The state-run Chinese newspaper Global Times reported that hundreds of Chinese citizens were trapped by fighting between the Kachin Independence Army and the Burmese military around the jade-rich city of Hpakant. The area is the world’s largest source of jadeite, or what is known in China as fei cui, the most valuable form of jade.
A day later, the Chinese Embassy in Myanmar denied the report, claiming that no Chinese were in the area. But hours later, U Mong Gwong, an officer of the Kachin Independence Army, told The New York Times that about 300 Chinese civilians had indeed been caught in the crossfire of civil war.
Presumably, the Chinese government would rather not draw attention to the fact that its citizens are conducting business in what Myanmar calls a black zone, that is, territory controlled by guerrilla fighters in one of the country’s ethnic conflicts. Foreigners are barred from black zones throughout Myanmar.
But those roadblocks do not seem to matter if you are Chinese. Video footage from the jade mines, obtained by The Times in an earlier investigation of the industry, shows the Chinese freely entering and working in the off-limits area, where they buy and trade jade.
According to the Kachin rebels, however, the Chinese are doing more than that.
U Dau Hka, a spokesman for the Kachin Independence Organization — the civilian counterpart of the Kachin Independence Army — said that almost all the jade mines in the Hpakant area were owned by citizens of Myanmar, at least in name. “But those who are handling the steering wheels behind the scenes are foreign companies and foreign businessmen,” he said, referring to Chinese businessmen who they claim are financing the jade mines in the black zone.
South of Kachin, different wars are waged. In Shan State, 25 percent of the world’s heroin is produced from endless valleys of opium poppy. Just like the Kachin jade mines, the poppy area is in a black zone — no foreigners allowed.
This winter, I found myself waist-deep in those poppy fields, where opium was being farmed with impunity. As I waded through the fields filming opium farmers, my jeans became sticky with the mind-altering sap that oozes from the poppy flowers. They were the only pants I had with me. I imagined trying to explain to a Chinese airport security officer on my way home to Beijing why the dogs had sniffed me out. Fortunately, they did not.
About 90 percent of the heroin produced in those fields will eventually make its way to China, where it will be consumed.
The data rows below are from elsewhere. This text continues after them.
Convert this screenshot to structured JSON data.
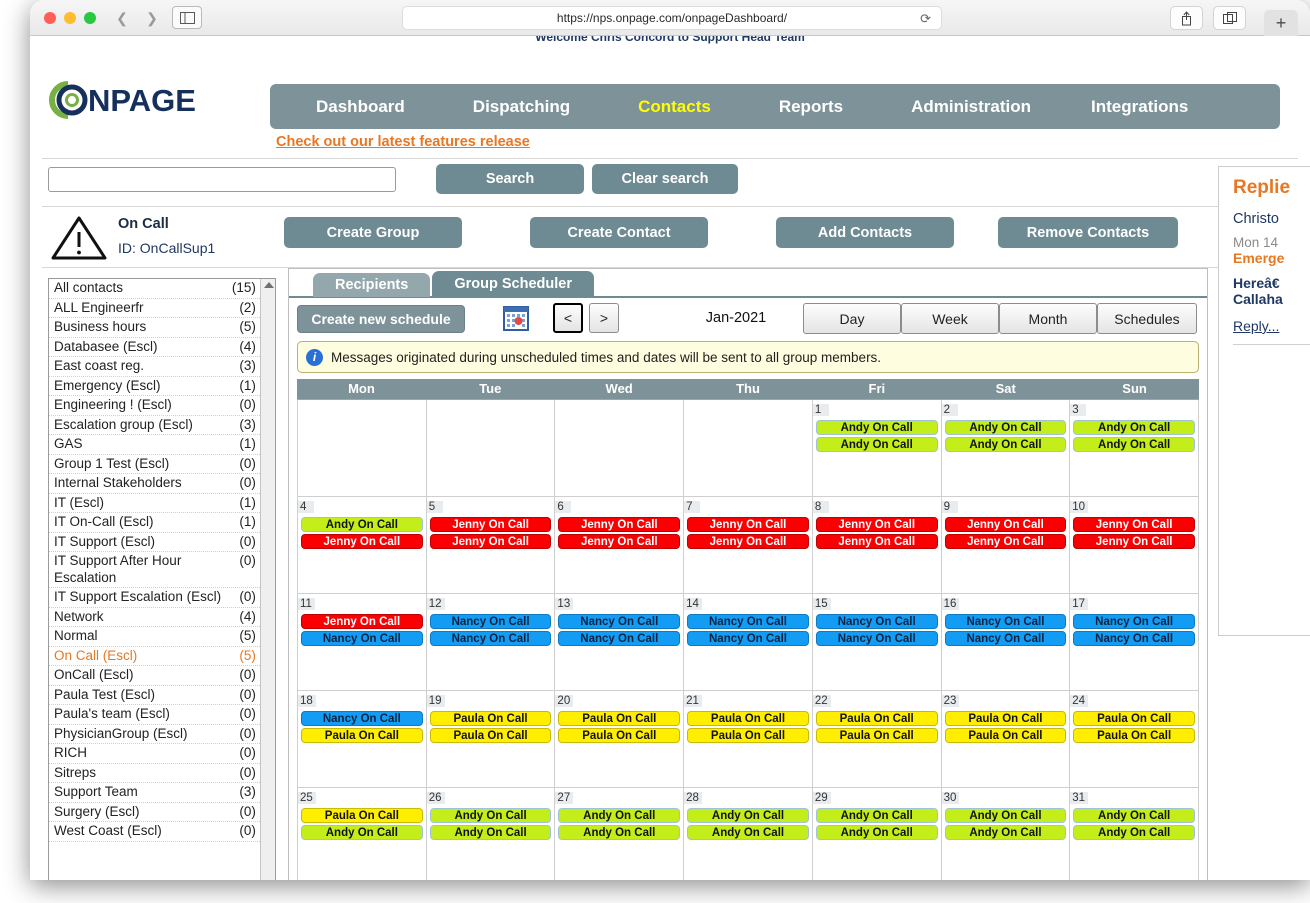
{
  "browser": {
    "url": "https://nps.onpage.com/onpageDashboard/",
    "back_icon": "chevron-left-icon",
    "forward_icon": "chevron-right-icon",
    "sidebar_icon": "sidebar-toggle-icon",
    "reload_icon": "reload-icon",
    "share_icon": "share-icon",
    "tabs_icon": "tab-overview-icon",
    "new_tab_label": "+"
  },
  "header": {
    "logo_text": "ONPAGE",
    "features_link": "Check out our latest features release",
    "nav": [
      {
        "label": "Dashboard",
        "active": false
      },
      {
        "label": "Dispatching",
        "active": false
      },
      {
        "label": "Contacts",
        "active": true
      },
      {
        "label": "Reports",
        "active": false
      },
      {
        "label": "Administration",
        "active": false
      },
      {
        "label": "Integrations",
        "active": false
      }
    ]
  },
  "search": {
    "value": "",
    "placeholder": "",
    "search_label": "Search",
    "clear_label": "Clear search"
  },
  "group_header": {
    "warning_icon": "warning-triangle-icon",
    "name": "On Call",
    "id": "ID: OnCallSup1",
    "buttons": [
      {
        "label": "Create Group"
      },
      {
        "label": "Create Contact"
      },
      {
        "label": "Add Contacts"
      },
      {
        "label": "Remove Contacts"
      }
    ]
  },
  "group_list": [
    {
      "name": "All contacts",
      "count": "(15)",
      "selected": false
    },
    {
      "name": "ALL Engineerfr",
      "count": "(2)",
      "selected": false
    },
    {
      "name": "Business hours",
      "count": "(5)",
      "selected": false
    },
    {
      "name": "Databasee (Escl)",
      "count": "(4)",
      "selected": false
    },
    {
      "name": "East coast reg.",
      "count": "(3)",
      "selected": false
    },
    {
      "name": "Emergency (Escl)",
      "count": "(1)",
      "selected": false
    },
    {
      "name": "Engineering ! (Escl)",
      "count": "(0)",
      "selected": false
    },
    {
      "name": "Escalation group (Escl)",
      "count": "(3)",
      "selected": false
    },
    {
      "name": "GAS",
      "count": "(1)",
      "selected": false
    },
    {
      "name": "Group 1 Test (Escl)",
      "count": "(0)",
      "selected": false
    },
    {
      "name": "Internal Stakeholders",
      "count": "(0)",
      "selected": false
    },
    {
      "name": "IT (Escl)",
      "count": "(1)",
      "selected": false
    },
    {
      "name": "IT On-Call (Escl)",
      "count": "(1)",
      "selected": false
    },
    {
      "name": "IT Support (Escl)",
      "count": "(0)",
      "selected": false
    },
    {
      "name": "IT Support After Hour Escalation",
      "count": "(0)",
      "selected": false
    },
    {
      "name": "IT Support Escalation (Escl)",
      "count": "(0)",
      "selected": false
    },
    {
      "name": "Network",
      "count": "(4)",
      "selected": false
    },
    {
      "name": "Normal",
      "count": "(5)",
      "selected": false
    },
    {
      "name": "On Call (Escl)",
      "count": "(5)",
      "selected": true
    },
    {
      "name": "OnCall (Escl)",
      "count": "(0)",
      "selected": false
    },
    {
      "name": "Paula Test (Escl)",
      "count": "(0)",
      "selected": false
    },
    {
      "name": "Paula's team (Escl)",
      "count": "(0)",
      "selected": false
    },
    {
      "name": "PhysicianGroup (Escl)",
      "count": "(0)",
      "selected": false
    },
    {
      "name": "RICH",
      "count": "(0)",
      "selected": false
    },
    {
      "name": "Sitreps",
      "count": "(0)",
      "selected": false
    },
    {
      "name": "Support Team",
      "count": "(3)",
      "selected": false
    },
    {
      "name": "Surgery (Escl)",
      "count": "(0)",
      "selected": false
    },
    {
      "name": "West Coast (Escl)",
      "count": "(0)",
      "selected": false
    }
  ],
  "tabs": [
    {
      "label": "Recipients",
      "active": false
    },
    {
      "label": "Group Scheduler",
      "active": true
    }
  ],
  "scheduler": {
    "create_new_schedule_label": "Create new schedule",
    "calendar_picker_icon": "calendar-picker-icon",
    "prev_label": "<",
    "next_label": ">",
    "month_label": "Jan-2021",
    "view_buttons": [
      {
        "label": "Day"
      },
      {
        "label": "Week"
      },
      {
        "label": "Month"
      },
      {
        "label": "Schedules"
      }
    ],
    "info_icon": "info-circle-icon",
    "info_text": "Messages originated during unscheduled times and dates will be sent to all group members.",
    "day_headers": [
      "Mon",
      "Tue",
      "Wed",
      "Thu",
      "Fri",
      "Sat",
      "Sun"
    ],
    "colors": {
      "andy": "#c3ee1a",
      "jenny": "#fb0003",
      "nancy": "#139cf4",
      "paula": "#ffee00",
      "header": "#7e9399",
      "accent": "#e87722"
    },
    "cells": [
      {
        "day": "",
        "events": []
      },
      {
        "day": "",
        "events": []
      },
      {
        "day": "",
        "events": []
      },
      {
        "day": "",
        "events": []
      },
      {
        "day": "1",
        "events": [
          {
            "label": "Andy On Call",
            "color": "green"
          },
          {
            "label": "Andy On Call",
            "color": "green"
          }
        ]
      },
      {
        "day": "2",
        "events": [
          {
            "label": "Andy On Call",
            "color": "green"
          },
          {
            "label": "Andy On Call",
            "color": "green"
          }
        ]
      },
      {
        "day": "3",
        "events": [
          {
            "label": "Andy On Call",
            "color": "green"
          },
          {
            "label": "Andy On Call",
            "color": "green"
          }
        ]
      },
      {
        "day": "4",
        "events": [
          {
            "label": "Andy On Call",
            "color": "green"
          },
          {
            "label": "Jenny On Call",
            "color": "red"
          }
        ]
      },
      {
        "day": "5",
        "events": [
          {
            "label": "Jenny On Call",
            "color": "red"
          },
          {
            "label": "Jenny On Call",
            "color": "red"
          }
        ]
      },
      {
        "day": "6",
        "events": [
          {
            "label": "Jenny On Call",
            "color": "red"
          },
          {
            "label": "Jenny On Call",
            "color": "red"
          }
        ]
      },
      {
        "day": "7",
        "events": [
          {
            "label": "Jenny On Call",
            "color": "red"
          },
          {
            "label": "Jenny On Call",
            "color": "red"
          }
        ]
      },
      {
        "day": "8",
        "events": [
          {
            "label": "Jenny On Call",
            "color": "red"
          },
          {
            "label": "Jenny On Call",
            "color": "red"
          }
        ]
      },
      {
        "day": "9",
        "events": [
          {
            "label": "Jenny On Call",
            "color": "red"
          },
          {
            "label": "Jenny On Call",
            "color": "red"
          }
        ]
      },
      {
        "day": "10",
        "events": [
          {
            "label": "Jenny On Call",
            "color": "red"
          },
          {
            "label": "Jenny On Call",
            "color": "red"
          }
        ]
      },
      {
        "day": "11",
        "events": [
          {
            "label": "Jenny On Call",
            "color": "red"
          },
          {
            "label": "Nancy On Call",
            "color": "blue"
          }
        ]
      },
      {
        "day": "12",
        "events": [
          {
            "label": "Nancy On Call",
            "color": "blue"
          },
          {
            "label": "Nancy On Call",
            "color": "blue"
          }
        ]
      },
      {
        "day": "13",
        "events": [
          {
            "label": "Nancy On Call",
            "color": "blue"
          },
          {
            "label": "Nancy On Call",
            "color": "blue"
          }
        ]
      },
      {
        "day": "14",
        "events": [
          {
            "label": "Nancy On Call",
            "color": "blue"
          },
          {
            "label": "Nancy On Call",
            "color": "blue"
          }
        ]
      },
      {
        "day": "15",
        "events": [
          {
            "label": "Nancy On Call",
            "color": "blue"
          },
          {
            "label": "Nancy On Call",
            "color": "blue"
          }
        ]
      },
      {
        "day": "16",
        "events": [
          {
            "label": "Nancy On Call",
            "color": "blue"
          },
          {
            "label": "Nancy On Call",
            "color": "blue"
          }
        ]
      },
      {
        "day": "17",
        "events": [
          {
            "label": "Nancy On Call",
            "color": "blue"
          },
          {
            "label": "Nancy On Call",
            "color": "blue"
          }
        ]
      },
      {
        "day": "18",
        "events": [
          {
            "label": "Nancy On Call",
            "color": "blue"
          },
          {
            "label": "Paula On Call",
            "color": "yellow"
          }
        ]
      },
      {
        "day": "19",
        "events": [
          {
            "label": "Paula On Call",
            "color": "yellow"
          },
          {
            "label": "Paula On Call",
            "color": "yellow"
          }
        ]
      },
      {
        "day": "20",
        "events": [
          {
            "label": "Paula On Call",
            "color": "yellow"
          },
          {
            "label": "Paula On Call",
            "color": "yellow"
          }
        ]
      },
      {
        "day": "21",
        "events": [
          {
            "label": "Paula On Call",
            "color": "yellow"
          },
          {
            "label": "Paula On Call",
            "color": "yellow"
          }
        ]
      },
      {
        "day": "22",
        "events": [
          {
            "label": "Paula On Call",
            "color": "yellow"
          },
          {
            "label": "Paula On Call",
            "color": "yellow"
          }
        ]
      },
      {
        "day": "23",
        "events": [
          {
            "label": "Paula On Call",
            "color": "yellow"
          },
          {
            "label": "Paula On Call",
            "color": "yellow"
          }
        ]
      },
      {
        "day": "24",
        "events": [
          {
            "label": "Paula On Call",
            "color": "yellow"
          },
          {
            "label": "Paula On Call",
            "color": "yellow"
          }
        ]
      },
      {
        "day": "25",
        "events": [
          {
            "label": "Paula On Call",
            "color": "yellow"
          },
          {
            "label": "Andy On Call",
            "color": "green"
          }
        ]
      },
      {
        "day": "26",
        "events": [
          {
            "label": "Andy On Call",
            "color": "green"
          },
          {
            "label": "Andy On Call",
            "color": "green"
          }
        ]
      },
      {
        "day": "27",
        "events": [
          {
            "label": "Andy On Call",
            "color": "green"
          },
          {
            "label": "Andy On Call",
            "color": "green"
          }
        ]
      },
      {
        "day": "28",
        "events": [
          {
            "label": "Andy On Call",
            "color": "green"
          },
          {
            "label": "Andy On Call",
            "color": "green"
          }
        ]
      },
      {
        "day": "29",
        "events": [
          {
            "label": "Andy On Call",
            "color": "green"
          },
          {
            "label": "Andy On Call",
            "color": "green"
          }
        ]
      },
      {
        "day": "30",
        "events": [
          {
            "label": "Andy On Call",
            "color": "green"
          },
          {
            "label": "Andy On Call",
            "color": "green"
          }
        ]
      },
      {
        "day": "31",
        "events": [
          {
            "label": "Andy On Call",
            "color": "green"
          },
          {
            "label": "Andy On Call",
            "color": "green"
          }
        ]
      }
    ]
  },
  "replies": {
    "title": "Replie",
    "sender": "Christo",
    "date": "Mon 14",
    "subject": "Emerge",
    "body_line_1": "Hereâ€",
    "body_line_2": "Callaha",
    "reply_link": "Reply..."
  }
}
Though foreigners by law are not allowed into the area, poppy farmers tell me that Chinese chemists making heroin have worked freely there. The practice is decades old, and government-designated boundaries do little to slow the trade. Poppy farmers feed their families from it, and rebel armies use the money to finance their fight for independence.
Regardless of the rival claims in this week’s reports about Chinese citizens trapped in Kachin, the Chinese presence in Myanmar’s black zones is nothing short of abundant. Myanmar’s civil wars have created havens for Chinese involved in smuggling timber, jade, gold and drugs.
This month, 155 Chinese citizens were detained in Kachin State on suspicion of illegal logging. “From a humanitarian point of view, China urges Myanmar to protect these people’s legitimate rights and interests,” a spokeswoman for China’s Foreign Ministry, Hua Chunying, said of the detainees at a news conference on Wednesday in Beijing.
Such arrests are the exception rather than the norm in Myanmar, however.
“There are some businessmen engaged in illegal activities who, attracted by outsize profits, cross the border to mine or smuggle jade,” China’s ambassador to Myanmar, Yang Houlan, said when asked about China’s involvement in Hpakant. “But there are some parts of this illicit trade that, like drugs, can’t be stamped out.”